(venezuelanalysis.com) - The Venezuelan people have the capacity to modify and
newly present the constitutional reform proposal defeated in the referendum on
December 2, Venezuelan President Hugo Chavez said Tuesday, during a telephone
call to the popular political commentary program La Hojilla (the Razorblade) on
the Venezuelan state TV channel VTV.

During his phone call, Chavez
reflected on the referendum results and affirmed that he had lost the right to
introduce a constitutional reform proposal. However, he said, "the Venezuelan
people have the power and the right to present a request for constitutional
reform before this [presidential] term finishes, of which there is still five
years."

Under the Bolivarian
Constitution of 1999, the President, the National Assembly or 15 percent of
registered voters have the right to present a proposal for constitutional
reform.

The Venezuelan people, Chavez
emphasized, could present another reform proposal "next year or in three
years."

"It doesn't have to be exactly
the same," he continued, "It can be in the same direction, but in a different
form, improved and simplified, because I have to accept that the reform that we
presented was very complex. And in the debate it became more complex. This was
utilized by our adversaries and we lacked the capacity to explain it."

Chavez's original
constitutional reform proposal on August 15 contained changes to 33 articles;
this was then increased to a total of 69 articles during the debate in the
National Assembly.

During his concession speech in
the early hours of Monday morning Chavez conceded that perhaps the timing of
the reform proposal was wrong. However, pointing to the extremely narrow margin
of the opposition victory, he declared on La Hojilla, "Despite it being an
early offensive, we nearly won!"

"We will consolidate this
strength and increase this strength and then there will come a new offensive,
that can achieve it through popular means," he assured.

Chavez said he hoped the people
would take up this initiative, while maintaining the principle objective; "the
transformation of the state."

"The discussion around the
transformation of the state is not over," he continued, "this is the moment to
begin a true reflection and self-criticism."

While the opposition increased
their vote only slightly from 4.4 million in the presidential elections last
year to 4.5 million against the reforms, it appears that up to 2.8 million
people that voted for Chavez in the presidential elections abstained in the
constitutional reform referendum.

Reflecting on the suggestion
that many people may have abstained from voting in the referendum in protest
over the performance of many regional majors and governorships aligned with
‘Chavismo,' Chavez said, "If some people did not vote because they were annoyed
by the lack of a response to some of their demands by some entity, then this is
not a thing to flagellate ourselves over, because the proposal attacked
directly the vices in the said bodies, such as corruption and bureaucracy that
have precisely held back the demands of the people.
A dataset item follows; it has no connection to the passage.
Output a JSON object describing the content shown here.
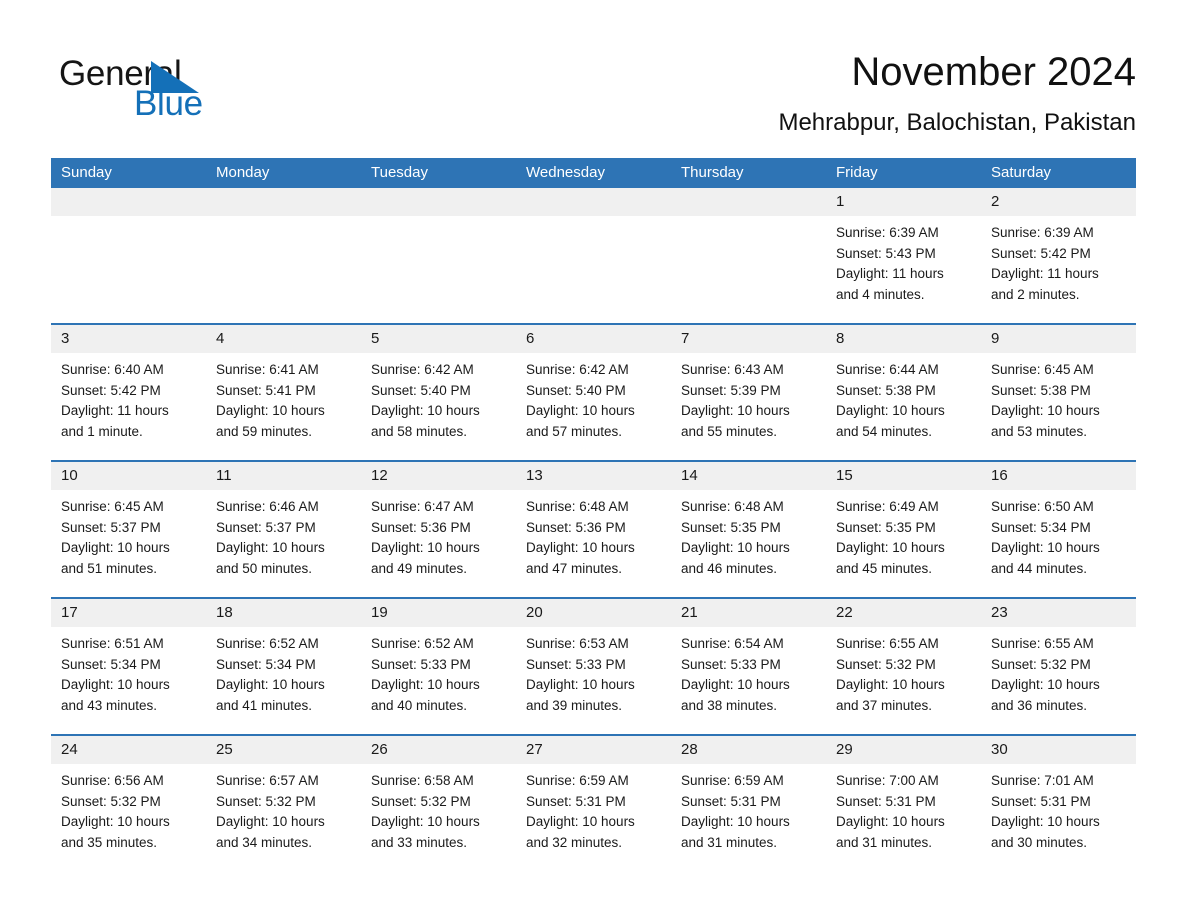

The people that did not
vote or voted against the reform, because they were annoyed or discontent,
voted against themselves."

Chavez also ridiculed the
international media campaign to discredit and personally attack him, particularly
U.S.
television channel CNN that has begun to spread information about a supposed crisis
in the revolutionary government in reaction to the results of the electoral
process on December 2.
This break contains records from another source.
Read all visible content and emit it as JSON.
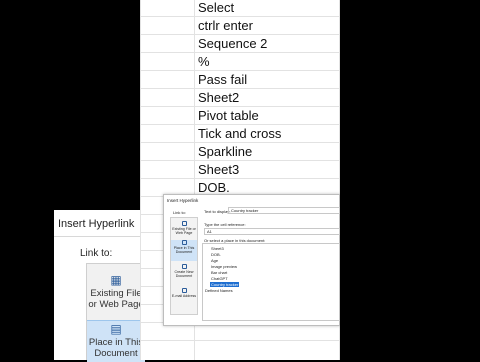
{
  "background_dialog": {
    "title": "Insert Hyperlink",
    "link_to_label": "Link to:",
    "items": [
      {
        "label": "Existing File or Web Page",
        "icon": "globe-file-icon"
      },
      {
        "label": "Place in This Document",
        "icon": "document-icon"
      }
    ]
  },
  "sheet": {
    "rows": [
      "Select",
      "ctrlr enter",
      "Sequence 2",
      "%",
      "Pass fail",
      "Sheet2",
      "Pivot table",
      "Tick and cross",
      "Sparkline",
      "Sheet3",
      "DOB."
    ]
  },
  "dialog": {
    "title": "Insert Hyperlink",
    "link_to_label": "Link to:",
    "left_items": [
      {
        "label": "Existing File or Web Page",
        "icon": "globe-file-icon"
      },
      {
        "label": "Place in This Document",
        "icon": "document-icon"
      },
      {
        "label": "Create New Document",
        "icon": "new-document-icon"
      },
      {
        "label": "E-mail Address",
        "icon": "email-icon"
      }
    ],
    "text_to_display_label": "Text to display:",
    "text_to_display_value": "Country tracker",
    "cell_reference_label": "Type the cell reference:",
    "cell_reference_value": "A1",
    "select_place_label": "Or select a place in this document:",
    "tree_items": [
      "Sheet3",
      "DOB.",
      "Age",
      "Image preview",
      "Bar chart",
      "ChatGPT",
      "Country tracker",
      "Defined Names"
    ],
    "selected_item": "Country tracker"
  },
  "colors": {
    "selection": "#1f6fd1",
    "selected_nav": "#cfe3f7"
  }
}
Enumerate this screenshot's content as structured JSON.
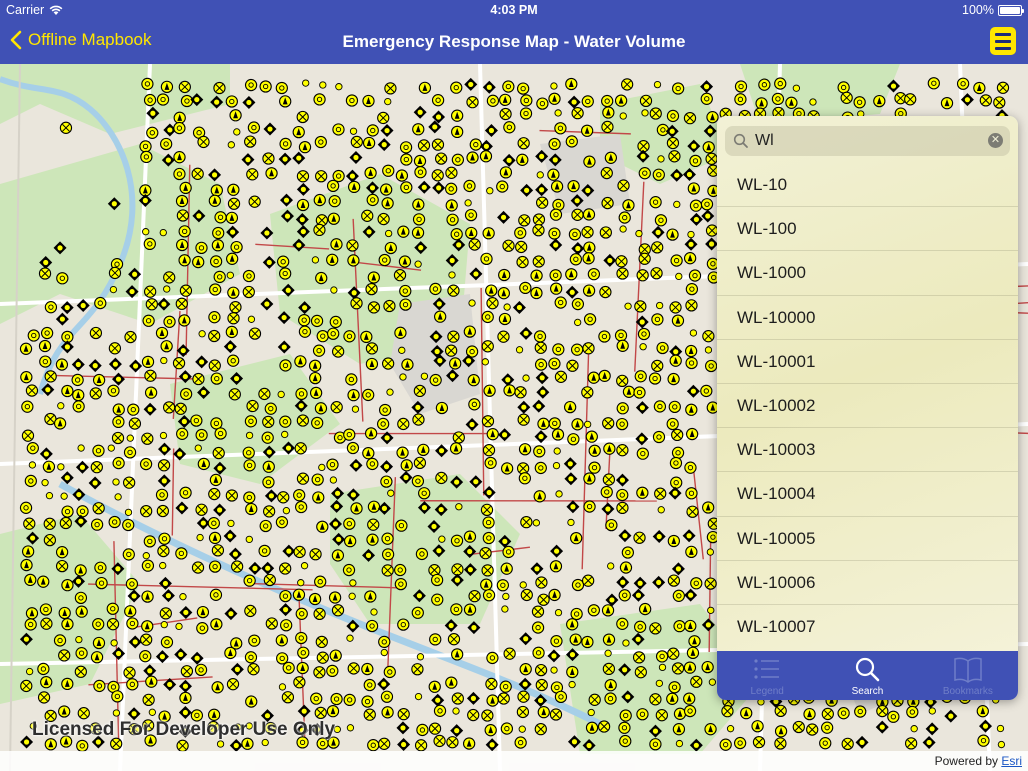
{
  "status_bar": {
    "carrier": "Carrier",
    "time": "4:03 PM",
    "battery": "100%",
    "battery_level": 1.0
  },
  "nav": {
    "back_label": "Offline Mapbook",
    "title": "Emergency Response Map - Water Volume",
    "icon": "menu-icon"
  },
  "map": {
    "watermark": "Licensed For Developer Use Only",
    "attribution_prefix": "Powered by ",
    "attribution_link": "Esri",
    "colors": {
      "feature_fill": "#ffff00",
      "feature_stroke": "#000000",
      "main_line": "#c24848",
      "land": "#eae6dc",
      "park": "#cde6b9",
      "water": "#a6cfe8",
      "road": "#ffffff"
    }
  },
  "search": {
    "query": "Wl",
    "clear_icon": "clear-icon",
    "results": [
      "WL-10",
      "WL-100",
      "WL-1000",
      "WL-10000",
      "WL-10001",
      "WL-10002",
      "WL-10003",
      "WL-10004",
      "WL-10005",
      "WL-10006",
      "WL-10007"
    ]
  },
  "tabs": [
    {
      "label": "Legend",
      "icon": "legend-icon",
      "selected": false
    },
    {
      "label": "Search",
      "icon": "search-icon",
      "selected": true
    },
    {
      "label": "Bookmarks",
      "icon": "bookmarks-icon",
      "selected": false
    }
  ]
}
Assuring that he was continuing
to work hard for the revolution, Chavez said, "For me this is not a defeat and
I don't consider that this is a victory of the opposition. Here what exists is
the maintenance of an opening towards a path for a new homeland. What they
leave out of their invented accounts of crisis and of people easily defeated
and sad, is that Chavez is still here for a while."

He also completely denied the
versions of El Nacional journalist Hernán Lugo-Galicia, who alleged in
an interview with Daniel Viotto on CNN in Spanish that Chavez had only accepted
the results of the referendum because of pressure from the Military High
Command.

"Of these rumors that the
Military High Command was ready to continue with plans of destabilization that
the opposition had ready; there is one thing to make clear, that the current
Military High Command is more solid than ever because of the Revolution, because
of their commitment, because of their respect for the Constitution."

General Jesús Gregorio González
González, chief of the Strategic Operational Command also phoned in to La
Hojilla minutes later to confirm that the claims by Lugo-Galicia are "made up stories."